How many times did you cross the line on your drive to work today?
I hope it was fewer than three, because that’s all it took to initiate the traffic stop that has turned my client’s life upside-down.
Like many of our clients, “Terry” was pulled over for imperfect driving.
During the officer's investigation of the triple line crossing, he noticed a smell of alcohol. Terry admitted that he had consumed alcohol earlier in the day.
(It’s not illegal—yet—to drive after drinking. You can have a glass of wine at dinner, or a couple beers during an afternoon football game, and then drive home, as long as you are not impaired, and your blood alcohol concentration is lower than 0.08. Bar and restaurant owners’ livelihoods depend on it.)
Officer: “Will you take a PBT test?”
Terry: “No, I’d rather not.”
Officer: “I am placing you under arrest for misdemeanor driving while impaired….”
On went the cuffs, and off they went to the police station.
The officer didn’t give Terry a Miranda warning; he gave him a Minnesota DWI warning instead: I arrested you for DWI, so you have to take a test, because it’s a crime to do anything else.
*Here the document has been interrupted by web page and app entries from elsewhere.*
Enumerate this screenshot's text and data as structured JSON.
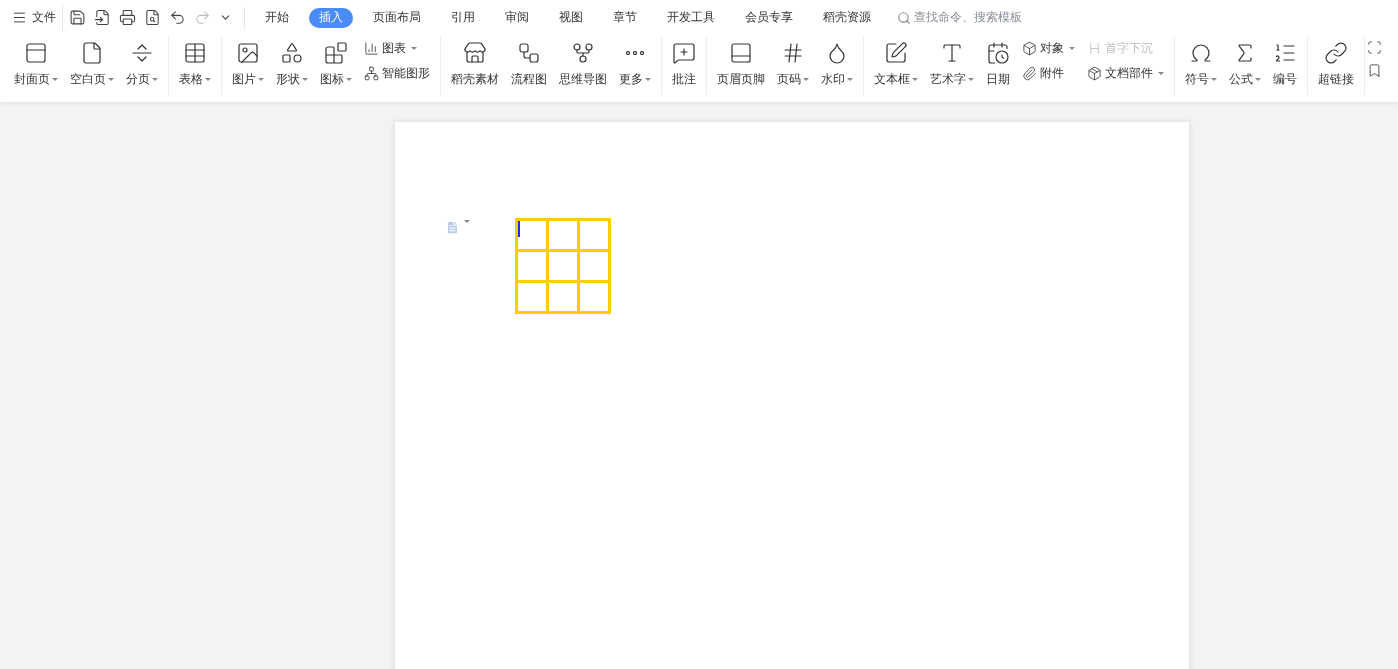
{
  "menu": {
    "label": "文件"
  },
  "tabs": [
    {
      "label": "开始",
      "selected": false
    },
    {
      "label": "插入",
      "selected": true
    },
    {
      "label": "页面布局",
      "selected": false
    },
    {
      "label": "引用",
      "selected": false
    },
    {
      "label": "审阅",
      "selected": false
    },
    {
      "label": "视图",
      "selected": false
    },
    {
      "label": "章节",
      "selected": false
    },
    {
      "label": "开发工具",
      "selected": false
    },
    {
      "label": "会员专享",
      "selected": false
    },
    {
      "label": "稻壳资源",
      "selected": false
    }
  ],
  "search": {
    "placeholder": "查找命令、搜索模板"
  },
  "ribbon_groups": [
    {
      "items": [
        {
          "kind": "large",
          "label": "封面页",
          "dropdown": true
        },
        {
          "kind": "large",
          "label": "空白页",
          "dropdown": true
        },
        {
          "kind": "large",
          "label": "分页",
          "dropdown": true
        }
      ]
    },
    {
      "items": [
        {
          "kind": "large",
          "label": "表格",
          "dropdown": true
        }
      ]
    },
    {
      "items": [
        {
          "kind": "large",
          "label": "图片",
          "dropdown": true
        },
        {
          "kind": "large",
          "label": "形状",
          "dropdown": true
        },
        {
          "kind": "large",
          "label": "图标",
          "dropdown": true
        },
        {
          "kind": "stack",
          "items": [
            {
              "label": "图表",
              "dropdown": true,
              "disabled": false
            },
            {
              "label": "智能图形",
              "dropdown": false,
              "disabled": false
            }
          ]
        }
      ]
    },
    {
      "items": [
        {
          "kind": "large",
          "label": "稻壳素材",
          "dropdown": false
        },
        {
          "kind": "large",
          "label": "流程图",
          "dropdown": false
        },
        {
          "kind": "large",
          "label": "思维导图",
          "dropdown": false
        },
        {
          "kind": "large",
          "label": "更多",
          "dropdown": true
        }
      ]
    },
    {
      "items": [
        {
          "kind": "large",
          "label": "批注",
          "dropdown": false
        }
      ]
    },
    {
      "items": [
        {
          "kind": "large",
          "label": "页眉页脚",
          "dropdown": false
        },
        {
          "kind": "large",
          "label": "页码",
          "dropdown": true
        },
        {
          "kind": "large",
          "label": "水印",
          "dropdown": true
        }
      ]
    },
    {
      "items": [
        {
          "kind": "large",
          "label": "文本框",
          "dropdown": true
        },
        {
          "kind": "large",
          "label": "艺术字",
          "dropdown": true
        },
        {
          "kind": "large",
          "label": "日期",
          "dropdown": false
        },
        {
          "kind": "stack",
          "items": [
            {
              "label": "对象",
              "dropdown": true,
              "disabled": false
            },
            {
              "label": "附件",
              "dropdown": false,
              "disabled": false
            }
          ]
        },
        {
          "kind": "stack",
          "items": [
            {
              "label": "首字下沉",
              "dropdown": false,
              "disabled": true
            },
            {
              "label": "文档部件",
              "dropdown": true,
              "disabled": false
            }
          ]
        }
      ]
    },
    {
      "items": [
        {
          "kind": "large",
          "label": "符号",
          "dropdown": true
        },
        {
          "kind": "large",
          "label": "公式",
          "dropdown": true
        },
        {
          "kind": "large",
          "label": "编号",
          "dropdown": false
        }
      ]
    },
    {
      "items": [
        {
          "kind": "large",
          "label": "超链接",
          "dropdown": false
        }
      ]
    }
  ]
}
Terry didn’t take the test. The officer charged him with DWI and Test Refusal and threw him in jail.
Test refusal is a gross misdemeanor, so Terry had two options: post $12,000 bail, or agree to the State’s conditions of release, including at least bi-weekly random urinalysis (at $15 per test).
Terry didn’t have a spare $12k lying around, and he needed to get back to work, so he accepted the conditions.
Terry drives almost an hour to and from work, each way. Terry paid $680 out-of-pocket to have his license reinstated so that he could pay for installation and monitoring of the Ignition Interlock device in his car.
Terry’s UAs and breath tests have all been alcohol-free.
Terry and I showed up for court to ask the judge to remove the random urinalysis condition of Terry’s release. Requiring UAs and Ignition Interlock is duplicative, expensive, and unnecessary. With Ignition Interlock, Terry can't drink and drive, and the State will know immediately if he tries to. It's not illegal for Terry to drink alcohol; only to drink and drive.
The prosecutor objected. “The State has no relationship with the Ignition Interlock device vendor. I can’t subpoena an out-of-state vendor to enforce the violation if he blows a positive test. I’ve already litigated this issue. I need random UAs so I can prove in court that he’s been drinking.”
The judge denied our request.
All of this—the UAs, the Ignition Interlock, the attorney’s fees, the unpaid time off work for court appearances and urinalysis—is a pretty heavy burden for someone who is innocent until and unless he is proven guilty.
Especially since Terry's "crime" is that he didn’t give blood, breath, or urine after a police officer arrested him for crossing the line three times with beer on his breath.
I want drunk drivers off the road as much as you do. Drunk drivers who harm innocent victims are a menace to society. The problem is, test refusal is not drunk driving, and the only innocent victim that I see being harmed here is my client.